Once she woke and dressed, we walked downstairs, past the front desk clerk, through the glass walled hallway which had foldered, temporary walls that were comprised of crisscrossed wire and which held drawings and illustrations of actors and musicians, including Jack Nicholson, Jimi Hendrix, Iggy Pop and walking past them I pointed to Jack Nicholson’s face and said: “I always like my bacon crispy and my eggs runny,” with a Jack Nicholson voice, and Raegan laughed lightly.
The hallway with the art took us to another building with spiral stairs that we walked that led to a small room with couches and a flat screen TV and a fuseball table and we walked through there into the dinring room, a large room with lots of windows and food sitting in pans, buffet style for self service, and assorted groups, mostly guys in their twenties or thirties, some by themselves, some in groups of two, sitting at tables. The single people sat silently, munching their cereal. The groups were in conversations, talking quietly, between sleepy bites of the baguette or spoonfuls of cereal or sips of their orange juice. At some point, two familes entered, the parents dressed in shorts and light traveling clothing and the their kids appearing to be 15, 12, 10, 8. Seeing them, I thought what a cool experience to be travelling with parents as a kid and staying in hostels along the way. Money saving with also the ability to meet other travelers in the common areas and exchange stories and traveling tips.
Raegan and I looked over the buffet, which was in 3 sections, one for cereal, one for food, one for beverages. On the left, there was cereal in these plastic bins, where you turn a handle and it falls out into your bowl or in your hand or, if you want to take a bag with you, in a bag if you have one. Nearby, cartons of lait (milk) stood in a small flock. In the middle, there were pans of food–baguette bread, slices of angel food cake, apple sauce, containers of yogurt. On the right side section were the beverages, aluminum machines that dispensed coffee, orange juice and, probably, water, too.
Raegan and I got chocolate cereal with milk, apple sauce and yogurt. I also got a
baguette, broke it in half along the middle, and opened up the gold colored wrapped wafers of butter and smeared the butter in the middle. Later, Raegan squished avacado in the middle of this and we ate it on the train. It was delicious.
After breakfast, we returned to the room, packed our gear, and left the hostel. Outside, the weather was cool and the streets were quiet as it was early Sunday. I
felt healthy and good and the world was full of promise, for I was with someone who loves me and someone who I loved, and we had train tickets to Frankfurt, Germany. It is August and we’re traveling Europe and it’s great. I’m enjoying this trip.

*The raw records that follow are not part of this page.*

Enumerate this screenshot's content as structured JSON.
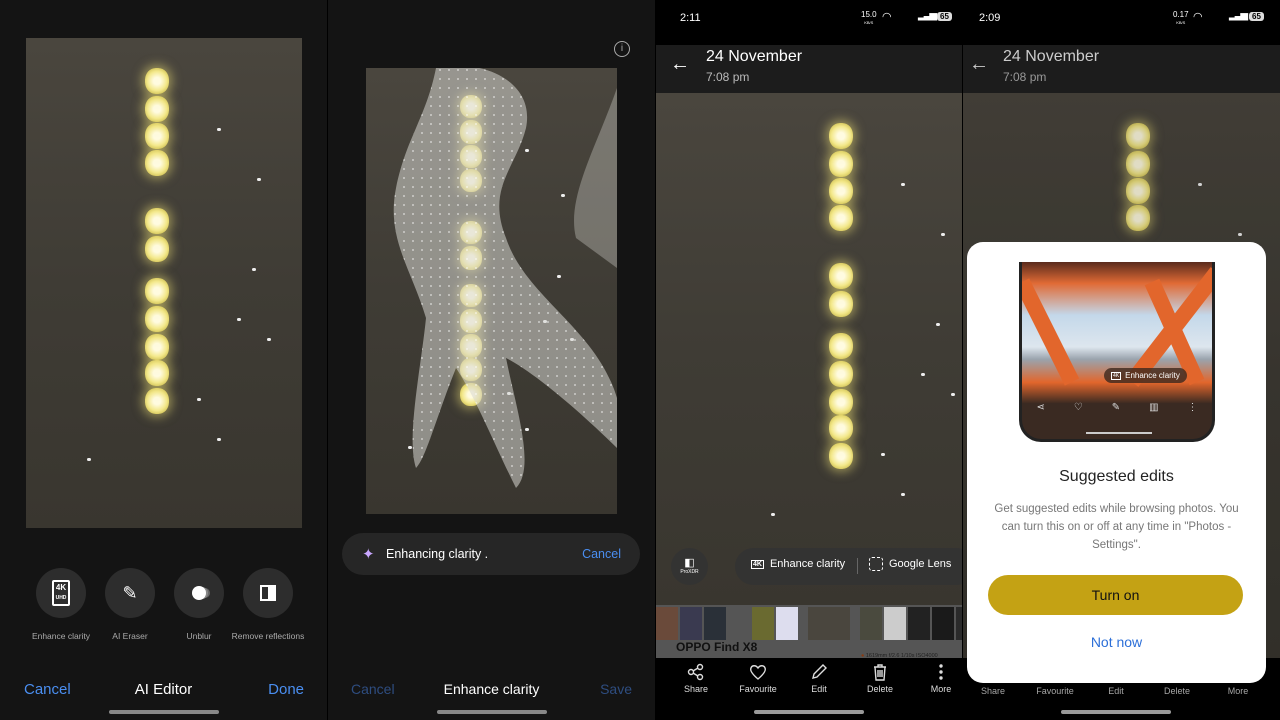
{
  "panel1": {
    "tools": [
      {
        "icon": "4k-uhd-icon",
        "label": "Enhance clarity"
      },
      {
        "icon": "ai-eraser-icon",
        "label": "AI Eraser"
      },
      {
        "icon": "unblur-icon",
        "label": "Unblur"
      },
      {
        "icon": "remove-reflections-icon",
        "label": "Remove reflections"
      }
    ],
    "cancel": "Cancel",
    "title": "AI Editor",
    "done": "Done"
  },
  "panel2": {
    "progress_text": "Enhancing clarity .",
    "progress_cancel": "Cancel",
    "cancel": "Cancel",
    "title": "Enhance clarity",
    "save": "Save"
  },
  "panel3": {
    "status": {
      "time": "2:11",
      "speed": "15.0",
      "speed_unit": "KB/S",
      "battery": "65"
    },
    "header": {
      "date": "24 November",
      "time": "7:08 pm"
    },
    "proxdr": "ProXDR",
    "chips": {
      "enhance": "Enhance clarity",
      "lens": "Google Lens"
    },
    "device": "OPPO Find X8",
    "exif": "1619mm f/2.6 1/10s ISO4000",
    "actions": [
      "Share",
      "Favourite",
      "Edit",
      "Delete",
      "More"
    ]
  },
  "panel4": {
    "status": {
      "time": "2:09",
      "speed": "0.17",
      "speed_unit": "KB/S",
      "battery": "65"
    },
    "header": {
      "date": "24 November",
      "time": "7:08 pm"
    },
    "card": {
      "preview_chip": "Enhance clarity",
      "title": "Suggested edits",
      "body": "Get suggested edits while browsing photos. You can turn this on or off at any time in \"Photos - Settings\".",
      "turn_on": "Turn on",
      "not_now": "Not now"
    },
    "actions": [
      "Share",
      "Favourite",
      "Edit",
      "Delete",
      "More"
    ]
  },
  "colors": {
    "accent_blue": "#4a8ef0",
    "turn_on_button": "#c4a214"
  }
}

We walk through the streets of Reim, France, the beautifully quaint town with its old streets and old architecture, mostly first floor retail with apartments above, the morning sunlight dancing through the alleys and over the rooftops. After 30 minutes, we arrive at the train station. There, we sat and I checked with the clerk a few times about our train, which was scheduled to leave at 10:52am. Since we had one food coupon worth $8 euros that was remaining from the 2 coupons given to us by Tiffany, the first girl who picked us up with her boyfriend for a ride at the Truffaut garden stop in France the day earlier, we decided to use the coupon to buy some food. Nearby where we sat in the lobby of the train station was a pastry, sandwich, coffee shop. We purchased a thon (tuna) baguette which had boiled eggs (quartered) and tomatoes in it, an apple pastry and a water for $7 euros and change, almost 8 euros. It was a meal and later when we ate it on the train, it proved to be worth buying as it was delicious.